The Remarkable Pros and Pressing Cons of the Internet of Things

Imagine a world where your coffee brews itself as your alarm clock rings, or your fridge orders groceries when it’s running low. Welcome to the universe of the Internet of Things (IoT), where everyday objects connect to the internet, communicating and working together to make life easier. But is it all as rosy as it seems?

While IoT brings a level of convenience that’s hard to deny, it also carries potential drawbacks. As we delve into the pros and cons of IoT, we’ll explore how this technology is revolutionising our lives, for better or worse. Stay tuned as we navigate the intricate web of interconnected devices, shedding light on the benefits and pitfalls of this rapidly evolving digital landscape.

Internet of Things Pros and Cons

The Internet of Things, often abbreviated as IoT, represents a network of interconnected gadgets or appliances which can exchange data to function collaboratively.
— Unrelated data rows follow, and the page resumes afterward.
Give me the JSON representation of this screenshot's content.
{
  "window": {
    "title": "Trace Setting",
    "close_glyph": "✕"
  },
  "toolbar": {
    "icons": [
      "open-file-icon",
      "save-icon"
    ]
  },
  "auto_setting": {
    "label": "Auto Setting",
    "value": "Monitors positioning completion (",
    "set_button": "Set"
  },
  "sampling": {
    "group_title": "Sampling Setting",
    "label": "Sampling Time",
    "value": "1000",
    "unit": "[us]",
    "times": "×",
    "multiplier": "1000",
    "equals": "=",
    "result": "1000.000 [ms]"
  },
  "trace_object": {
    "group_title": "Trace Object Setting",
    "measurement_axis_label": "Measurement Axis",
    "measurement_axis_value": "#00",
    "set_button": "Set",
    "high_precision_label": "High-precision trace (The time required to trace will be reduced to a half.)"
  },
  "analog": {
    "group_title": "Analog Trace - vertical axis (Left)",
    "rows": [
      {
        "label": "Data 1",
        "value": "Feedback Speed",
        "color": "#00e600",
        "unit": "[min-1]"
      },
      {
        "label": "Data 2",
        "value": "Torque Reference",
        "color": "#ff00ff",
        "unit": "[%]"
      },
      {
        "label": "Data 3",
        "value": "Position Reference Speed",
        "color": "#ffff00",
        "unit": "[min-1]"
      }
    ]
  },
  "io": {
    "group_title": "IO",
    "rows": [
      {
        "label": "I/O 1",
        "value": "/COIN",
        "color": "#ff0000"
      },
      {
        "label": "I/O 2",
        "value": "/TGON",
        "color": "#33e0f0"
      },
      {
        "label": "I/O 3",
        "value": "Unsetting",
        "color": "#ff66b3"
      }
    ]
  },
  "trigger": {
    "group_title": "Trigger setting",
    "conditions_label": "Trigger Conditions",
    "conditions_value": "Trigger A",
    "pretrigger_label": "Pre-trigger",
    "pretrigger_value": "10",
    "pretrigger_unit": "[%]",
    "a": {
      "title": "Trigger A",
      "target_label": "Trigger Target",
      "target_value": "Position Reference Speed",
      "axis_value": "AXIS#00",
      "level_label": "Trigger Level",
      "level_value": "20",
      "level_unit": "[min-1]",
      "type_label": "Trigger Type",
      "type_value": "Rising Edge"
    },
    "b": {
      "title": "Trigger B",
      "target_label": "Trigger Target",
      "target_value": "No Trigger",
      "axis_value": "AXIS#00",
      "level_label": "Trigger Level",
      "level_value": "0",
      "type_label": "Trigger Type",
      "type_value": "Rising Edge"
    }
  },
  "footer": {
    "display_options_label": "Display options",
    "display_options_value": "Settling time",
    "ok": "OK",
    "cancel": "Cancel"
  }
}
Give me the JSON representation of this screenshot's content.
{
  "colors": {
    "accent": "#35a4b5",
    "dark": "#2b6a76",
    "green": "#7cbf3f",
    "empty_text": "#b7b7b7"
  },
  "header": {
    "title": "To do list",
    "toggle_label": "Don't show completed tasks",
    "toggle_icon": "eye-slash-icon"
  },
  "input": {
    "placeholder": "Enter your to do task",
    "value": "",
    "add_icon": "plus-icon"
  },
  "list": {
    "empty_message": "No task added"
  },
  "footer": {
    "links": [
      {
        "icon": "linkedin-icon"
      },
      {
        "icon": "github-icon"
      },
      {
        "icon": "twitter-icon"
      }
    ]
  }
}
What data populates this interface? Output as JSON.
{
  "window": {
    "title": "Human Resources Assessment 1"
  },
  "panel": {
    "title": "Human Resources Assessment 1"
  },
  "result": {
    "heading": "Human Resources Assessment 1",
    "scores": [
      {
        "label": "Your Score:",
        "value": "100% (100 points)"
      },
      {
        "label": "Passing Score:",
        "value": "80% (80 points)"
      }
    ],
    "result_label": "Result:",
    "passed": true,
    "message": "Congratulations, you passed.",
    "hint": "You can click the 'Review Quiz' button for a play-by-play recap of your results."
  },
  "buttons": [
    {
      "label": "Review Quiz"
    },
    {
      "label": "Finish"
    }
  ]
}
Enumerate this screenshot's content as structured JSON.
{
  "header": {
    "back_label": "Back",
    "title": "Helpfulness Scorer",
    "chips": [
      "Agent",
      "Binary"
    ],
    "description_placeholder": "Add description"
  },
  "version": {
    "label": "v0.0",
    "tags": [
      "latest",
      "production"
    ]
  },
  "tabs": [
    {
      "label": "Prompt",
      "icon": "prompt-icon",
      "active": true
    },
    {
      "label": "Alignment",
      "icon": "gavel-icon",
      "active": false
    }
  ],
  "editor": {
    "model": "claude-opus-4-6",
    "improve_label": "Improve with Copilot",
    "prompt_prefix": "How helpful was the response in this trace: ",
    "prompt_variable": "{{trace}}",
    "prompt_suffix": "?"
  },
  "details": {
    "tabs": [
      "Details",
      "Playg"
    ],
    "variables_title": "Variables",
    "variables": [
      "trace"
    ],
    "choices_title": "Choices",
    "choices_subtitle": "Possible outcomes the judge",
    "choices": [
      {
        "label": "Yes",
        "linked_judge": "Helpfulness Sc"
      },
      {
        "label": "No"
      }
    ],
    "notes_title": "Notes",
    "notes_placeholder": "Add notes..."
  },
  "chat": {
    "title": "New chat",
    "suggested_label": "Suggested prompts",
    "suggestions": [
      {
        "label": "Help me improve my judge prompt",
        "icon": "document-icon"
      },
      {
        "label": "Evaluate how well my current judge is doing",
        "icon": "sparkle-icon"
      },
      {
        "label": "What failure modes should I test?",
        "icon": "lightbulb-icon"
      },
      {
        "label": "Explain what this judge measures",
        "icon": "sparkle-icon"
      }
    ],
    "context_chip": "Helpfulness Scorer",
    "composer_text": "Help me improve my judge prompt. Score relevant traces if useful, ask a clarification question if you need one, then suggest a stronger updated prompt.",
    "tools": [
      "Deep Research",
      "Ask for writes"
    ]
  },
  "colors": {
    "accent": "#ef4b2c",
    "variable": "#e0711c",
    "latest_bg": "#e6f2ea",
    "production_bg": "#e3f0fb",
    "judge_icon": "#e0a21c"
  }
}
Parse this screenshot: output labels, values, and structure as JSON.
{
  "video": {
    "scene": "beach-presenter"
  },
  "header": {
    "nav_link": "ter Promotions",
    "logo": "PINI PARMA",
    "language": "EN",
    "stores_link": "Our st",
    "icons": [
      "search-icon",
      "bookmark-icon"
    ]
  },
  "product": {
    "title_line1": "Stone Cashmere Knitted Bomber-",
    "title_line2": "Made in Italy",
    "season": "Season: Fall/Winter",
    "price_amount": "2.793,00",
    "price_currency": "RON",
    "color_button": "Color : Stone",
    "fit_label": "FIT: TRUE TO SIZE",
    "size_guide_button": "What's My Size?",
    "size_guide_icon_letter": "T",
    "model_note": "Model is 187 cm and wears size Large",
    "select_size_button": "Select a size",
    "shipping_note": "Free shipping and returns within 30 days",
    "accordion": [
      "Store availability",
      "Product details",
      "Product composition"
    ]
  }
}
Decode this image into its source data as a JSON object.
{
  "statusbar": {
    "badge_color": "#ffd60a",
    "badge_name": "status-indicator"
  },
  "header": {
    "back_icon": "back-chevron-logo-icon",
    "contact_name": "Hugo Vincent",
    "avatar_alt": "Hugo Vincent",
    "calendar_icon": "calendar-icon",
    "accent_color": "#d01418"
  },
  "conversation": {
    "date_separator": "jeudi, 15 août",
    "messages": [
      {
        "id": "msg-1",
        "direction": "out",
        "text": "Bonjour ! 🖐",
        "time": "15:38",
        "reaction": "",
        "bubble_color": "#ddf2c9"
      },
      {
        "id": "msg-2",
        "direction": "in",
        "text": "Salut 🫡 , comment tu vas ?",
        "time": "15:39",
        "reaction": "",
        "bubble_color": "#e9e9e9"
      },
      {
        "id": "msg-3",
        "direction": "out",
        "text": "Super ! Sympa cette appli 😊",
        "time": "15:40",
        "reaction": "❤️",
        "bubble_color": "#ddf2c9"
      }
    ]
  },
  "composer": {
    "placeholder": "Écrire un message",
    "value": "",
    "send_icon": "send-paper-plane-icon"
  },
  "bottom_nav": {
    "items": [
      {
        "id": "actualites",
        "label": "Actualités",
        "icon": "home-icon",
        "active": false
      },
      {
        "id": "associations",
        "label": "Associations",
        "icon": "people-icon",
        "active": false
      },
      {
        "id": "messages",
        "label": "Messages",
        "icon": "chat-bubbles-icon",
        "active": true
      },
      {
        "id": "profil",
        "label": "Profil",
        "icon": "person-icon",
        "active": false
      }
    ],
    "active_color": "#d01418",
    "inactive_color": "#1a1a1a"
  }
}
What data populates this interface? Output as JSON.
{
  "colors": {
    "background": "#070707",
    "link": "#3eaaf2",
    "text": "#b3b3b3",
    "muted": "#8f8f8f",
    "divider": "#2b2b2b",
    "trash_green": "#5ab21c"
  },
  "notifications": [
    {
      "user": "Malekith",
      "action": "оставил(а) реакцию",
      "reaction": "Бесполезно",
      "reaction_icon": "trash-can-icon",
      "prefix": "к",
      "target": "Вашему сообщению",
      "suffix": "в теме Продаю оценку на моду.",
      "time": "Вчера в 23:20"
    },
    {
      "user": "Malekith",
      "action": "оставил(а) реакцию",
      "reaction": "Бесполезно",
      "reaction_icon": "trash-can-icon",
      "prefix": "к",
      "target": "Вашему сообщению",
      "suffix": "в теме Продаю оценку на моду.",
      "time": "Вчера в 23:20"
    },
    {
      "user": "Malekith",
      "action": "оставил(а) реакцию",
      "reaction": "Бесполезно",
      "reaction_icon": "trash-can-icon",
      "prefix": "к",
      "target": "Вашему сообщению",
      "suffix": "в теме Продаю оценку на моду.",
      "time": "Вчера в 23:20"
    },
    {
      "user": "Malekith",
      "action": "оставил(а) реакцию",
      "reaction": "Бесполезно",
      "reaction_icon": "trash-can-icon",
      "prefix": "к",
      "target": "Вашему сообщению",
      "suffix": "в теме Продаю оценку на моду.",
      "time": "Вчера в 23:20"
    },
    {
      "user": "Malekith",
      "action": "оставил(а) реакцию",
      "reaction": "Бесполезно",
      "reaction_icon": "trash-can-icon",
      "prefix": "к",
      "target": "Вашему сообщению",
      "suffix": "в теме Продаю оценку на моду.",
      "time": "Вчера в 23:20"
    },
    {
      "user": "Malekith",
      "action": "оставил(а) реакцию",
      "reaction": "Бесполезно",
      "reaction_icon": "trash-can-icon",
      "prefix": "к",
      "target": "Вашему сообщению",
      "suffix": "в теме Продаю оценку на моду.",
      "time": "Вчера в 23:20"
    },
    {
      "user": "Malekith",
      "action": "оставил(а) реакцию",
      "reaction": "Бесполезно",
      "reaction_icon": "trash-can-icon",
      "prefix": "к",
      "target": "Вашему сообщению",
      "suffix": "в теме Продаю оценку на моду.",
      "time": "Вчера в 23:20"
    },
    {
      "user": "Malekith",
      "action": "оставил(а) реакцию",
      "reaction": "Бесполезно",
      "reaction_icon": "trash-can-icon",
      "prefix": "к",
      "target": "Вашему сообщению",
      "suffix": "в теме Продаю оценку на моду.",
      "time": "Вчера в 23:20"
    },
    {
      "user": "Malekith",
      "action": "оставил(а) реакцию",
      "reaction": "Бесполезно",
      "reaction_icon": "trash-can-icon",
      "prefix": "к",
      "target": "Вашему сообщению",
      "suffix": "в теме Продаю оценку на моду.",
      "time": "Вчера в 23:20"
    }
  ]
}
These aren’t simply tech-savvy devices such as smartphones or laptops, but also regular household items like thermostats, baby monitors, or refrigerators—items that, in the past, seemed unlikely to boast any form of intelligence. 

In daily life, IoT initiates several positive changes, focusing primarily on convenience and efficiency. Some examples include automation of mundane tasks, from adjusting room temperature with smart thermostats to tracking your physical activity with smart wearables. While these changes might seem minor, they cumulatively lead to significant time and effort savings. The integration of IoT can also strengthen security at homes and offices through smart alarms and locks.

Businesses can profit significantly from IoT. Real-time tracking of goods, optimization of supply chain, predictive maintenance of machinery, and improved customer service are some prime examples that exhibit the effectiveness of IoT in the corporate world.

Pros of the Internet of Things

An in-depth look at the Internet of Things (IoT) reveals several advantages that span across different sectors. It’s noteworthy that these benefits align with the drive to make life easier and streamline previously complex or labour-intensive processes.

An IoT environment fosters enhanced connectivity, with devices interlinked to share vital data. This interconnectedness, achieved through unbroken internet access, enhances communication and information flow. For instance, a person can receive real-time alerts from their home security system on their smartphone, no matter the geographical location. 

Automation is a significant boon of IoT, where devices can perform tasks without human input, simplifying operations. In a smart home setup, for example, systems can automatically adjust lighting and temperature based on preset user preferences. Industrial setups aren’t left out, with manufacturing plants using IoT to control and automate processes, thus cutting down human error and enhancing productivity.

Cons of the Internet of Things

Despite offering numerous advantages as narrated in the previous sections, IoT also comes with a set of challenges. Let’s delve into these difficulties one by one.

Perhaps the most frequently voiced concern around IoT is security. The immense array of interconnected devices creates a vast network open to potential cyber-attacks. For example, there were roughly 14.2 billion connected devices worldwide in 2019, providing countless entry points for hackers. It’s crucial for any IoT implementation to institute robust security measures, ensuring data protection from any potential breaches.

Moreover, privacy is a pronounced issue in the IoT realm. By its very nature, IoT involves collecting and analysing vast quantities of data. Think about a home IoT setup, which might collect data about a person’s habits and activities. If this information is not adequately protected, it could lead to serious privacy violations.

The next major setback comes in the form of complexity. An effective IoT setup combines diverse hardware components, software applications and communication protocols. Ensuring these distinct elements work together efficiently and seamlessly is a complex task, escalating the technical needs and the cost of an IoT project. For instance, within an IoT-enabled factory, the integration of various manufacturing machines, tracking devices, and data analytics software would be required. This significantly increases the complexity of the overall system.